Stored items
# # #
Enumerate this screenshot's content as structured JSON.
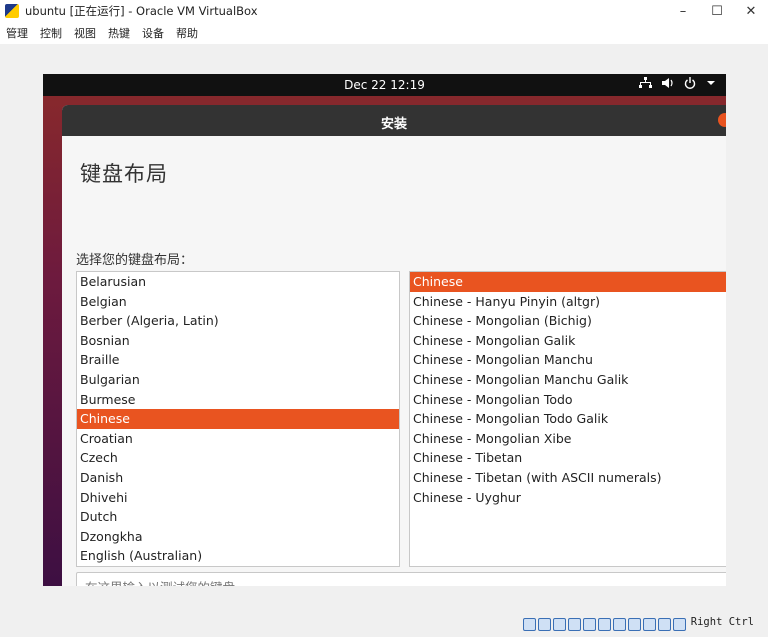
{
  "window": {
    "title": "ubuntu [正在运行] - Oracle VM VirtualBox",
    "minimize": "–",
    "maximize": "☐",
    "close": "✕"
  },
  "menu": [
    "管理",
    "控制",
    "视图",
    "热键",
    "设备",
    "帮助"
  ],
  "vm": {
    "clock": "Dec 22  12:19",
    "installer_title": "安装",
    "heading": "键盘布局",
    "prompt": "选择您的键盘布局：",
    "layouts": [
      "Belarusian",
      "Belgian",
      "Berber (Algeria, Latin)",
      "Bosnian",
      "Braille",
      "Bulgarian",
      "Burmese",
      "Chinese",
      "Croatian",
      "Czech",
      "Danish",
      "Dhivehi",
      "Dutch",
      "Dzongkha",
      "English (Australian)"
    ],
    "selected_layout": "Chinese",
    "variants": [
      "Chinese",
      "Chinese - Hanyu Pinyin (altgr)",
      "Chinese - Mongolian (Bichig)",
      "Chinese - Mongolian Galik",
      "Chinese - Mongolian Manchu",
      "Chinese - Mongolian Manchu Galik",
      "Chinese - Mongolian Todo",
      "Chinese - Mongolian Todo Galik",
      "Chinese - Mongolian Xibe",
      "Chinese - Tibetan",
      "Chinese - Tibetan (with ASCII numerals)",
      "Chinese - Uyghur"
    ],
    "selected_variant": "Chinese",
    "test_placeholder": "在这里输入以测试您的键盘",
    "accent_color": "#e95420"
  },
  "status": {
    "hostkey": "Right Ctrl"
  }
}
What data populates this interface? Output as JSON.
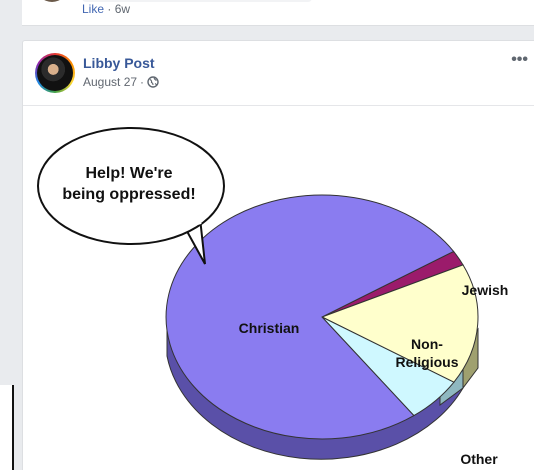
{
  "previous_post": {
    "like_label": "Like",
    "separator": " · ",
    "time": "6w"
  },
  "post": {
    "author": "Libby Post",
    "date": "August 27",
    "separator": " · ",
    "privacy_icon": "globe-icon",
    "more_icon": "more-icon",
    "more_label": "•••"
  },
  "meme": {
    "speech_bubble": [
      "Help! We're",
      "being oppressed!"
    ]
  },
  "chart_data": {
    "type": "pie",
    "categories": [
      "Christian",
      "Jewish",
      "Non-Religious",
      "Other"
    ],
    "values": [
      76,
      2,
      16,
      6
    ],
    "colors": [
      "#8a7cf0",
      "#9b1b6b",
      "#ffffcc",
      "#cff8ff"
    ]
  }
}
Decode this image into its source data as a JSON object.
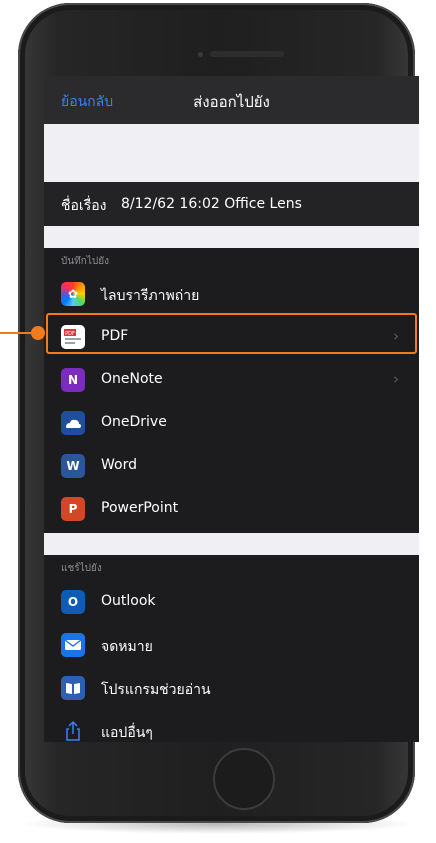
{
  "nav": {
    "back_label": "ย้อนกลับ",
    "title": "ส่งออกไปยัง"
  },
  "document": {
    "title_label": "ชื่อเรื่อง",
    "title_value": "8/12/62 16:02 Office Lens"
  },
  "save_section": {
    "header": "บันทึกไปยัง",
    "items": [
      {
        "label": "ไลบรารีภาพถ่าย",
        "icon": "photos-icon",
        "chevron": false
      },
      {
        "label": "PDF",
        "icon": "pdf-icon",
        "chevron": true
      },
      {
        "label": "OneNote",
        "icon": "onenote-icon",
        "chevron": true
      },
      {
        "label": "OneDrive",
        "icon": "onedrive-icon",
        "chevron": false
      },
      {
        "label": "Word",
        "icon": "word-icon",
        "chevron": false
      },
      {
        "label": "PowerPoint",
        "icon": "powerpoint-icon",
        "chevron": false
      }
    ]
  },
  "share_section": {
    "header": "แชร์ไปยัง",
    "items": [
      {
        "label": "Outlook",
        "icon": "outlook-icon"
      },
      {
        "label": "จดหมาย",
        "icon": "mail-icon"
      },
      {
        "label": "โปรแกรมช่วยอ่าน",
        "icon": "immersive-reader-icon"
      },
      {
        "label": "แอปอื่นๆ",
        "icon": "share-icon"
      }
    ]
  },
  "chevron_glyph": "›",
  "colors": {
    "accent_blue": "#3b82f6",
    "highlight_orange": "#f07c20",
    "screen_bg": "#1c1c1e",
    "separator_light": "#efeff4"
  }
}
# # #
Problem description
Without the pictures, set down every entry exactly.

Task output
Enumerate this screenshot's content as structured JSON.
{
  "window": {
    "title": "ubuntu [正在运行] - Oracle VM VirtualBox",
    "minimize": "–",
    "maximize": "☐",
    "close": "✕"
  },
  "menu": [
    "管理",
    "控制",
    "视图",
    "热键",
    "设备",
    "帮助"
  ],
  "vm": {
    "clock": "Dec 22  12:19",
    "installer_title": "安装",
    "heading": "键盘布局",
    "prompt": "选择您的键盘布局：",
    "layouts": [
      "Belarusian",
      "Belgian",
      "Berber (Algeria, Latin)",
      "Bosnian",
      "Braille",
      "Bulgarian",
      "Burmese",
      "Chinese",
      "Croatian",
      "Czech",
      "Danish",
      "Dhivehi",
      "Dutch",
      "Dzongkha",
      "English (Australian)"
    ],
    "selected_layout": "Chinese",
    "variants": [
      "Chinese",
      "Chinese - Hanyu Pinyin (altgr)",
      "Chinese - Mongolian (Bichig)",
      "Chinese - Mongolian Galik",
      "Chinese - Mongolian Manchu",
      "Chinese - Mongolian Manchu Galik",
      "Chinese - Mongolian Todo",
      "Chinese - Mongolian Todo Galik",
      "Chinese - Mongolian Xibe",
      "Chinese - Tibetan",
      "Chinese - Tibetan (with ASCII numerals)",
      "Chinese - Uyghur"
    ],
    "selected_variant": "Chinese",
    "test_placeholder": "在这里输入以测试您的键盘",
    "accent_color": "#e95420"
  },
  "status": {
    "hostkey": "Right Ctrl"
  }
}
What data populates this interface? Output as JSON.
{
  "previous_post": {
    "like_label": "Like",
    "separator": " · ",
    "time": "6w"
  },
  "post": {
    "author": "Libby Post",
    "date": "August 27",
    "separator": " · ",
    "privacy_icon": "globe-icon",
    "more_icon": "more-icon",
    "more_label": "•••"
  },
  "meme": {
    "speech_bubble": [
      "Help! We're",
      "being oppressed!"
    ]
  },
  "chart_data": {
    "type": "pie",
    "categories": [
      "Christian",
      "Jewish",
      "Non-Religious",
      "Other"
    ],
    "values": [
      76,
      2,
      16,
      6
    ],
    "colors": [
      "#8a7cf0",
      "#9b1b6b",
      "#ffffcc",
      "#cff8ff"
    ]
  }
}
Decode this image into its source data as a JSON object.
{
  "nav": {
    "back_label": "ย้อนกลับ",
    "title": "ส่งออกไปยัง"
  },
  "document": {
    "title_label": "ชื่อเรื่อง",
    "title_value": "8/12/62 16:02 Office Lens"
  },
  "save_section": {
    "header": "บันทึกไปยัง",
    "items": [
      {
        "label": "ไลบรารีภาพถ่าย",
        "icon": "photos-icon",
        "chevron": false
      },
      {
        "label": "PDF",
        "icon": "pdf-icon",
        "chevron": true
      },
      {
        "label": "OneNote",
        "icon": "onenote-icon",
        "chevron": true
      },
      {
        "label": "OneDrive",
        "icon": "onedrive-icon",
        "chevron": false
      },
      {
        "label": "Word",
        "icon": "word-icon",
        "chevron": false
      },
      {
        "label": "PowerPoint",
        "icon": "powerpoint-icon",
        "chevron": false
      }
    ]
  },
  "share_section": {
    "header": "แชร์ไปยัง",
    "items": [
      {
        "label": "Outlook",
        "icon": "outlook-icon"
      },
      {
        "label": "จดหมาย",
        "icon": "mail-icon"
      },
      {
        "label": "โปรแกรมช่วยอ่าน",
        "icon": "immersive-reader-icon"
      },
      {
        "label": "แอปอื่นๆ",
        "icon": "share-icon"
      }
    ]
  },
  "chevron_glyph": "›",
  "colors": {
    "accent_blue": "#3b82f6",
    "highlight_orange": "#f07c20",
    "screen_bg": "#1c1c1e",
    "separator_light": "#efeff4"
  }
}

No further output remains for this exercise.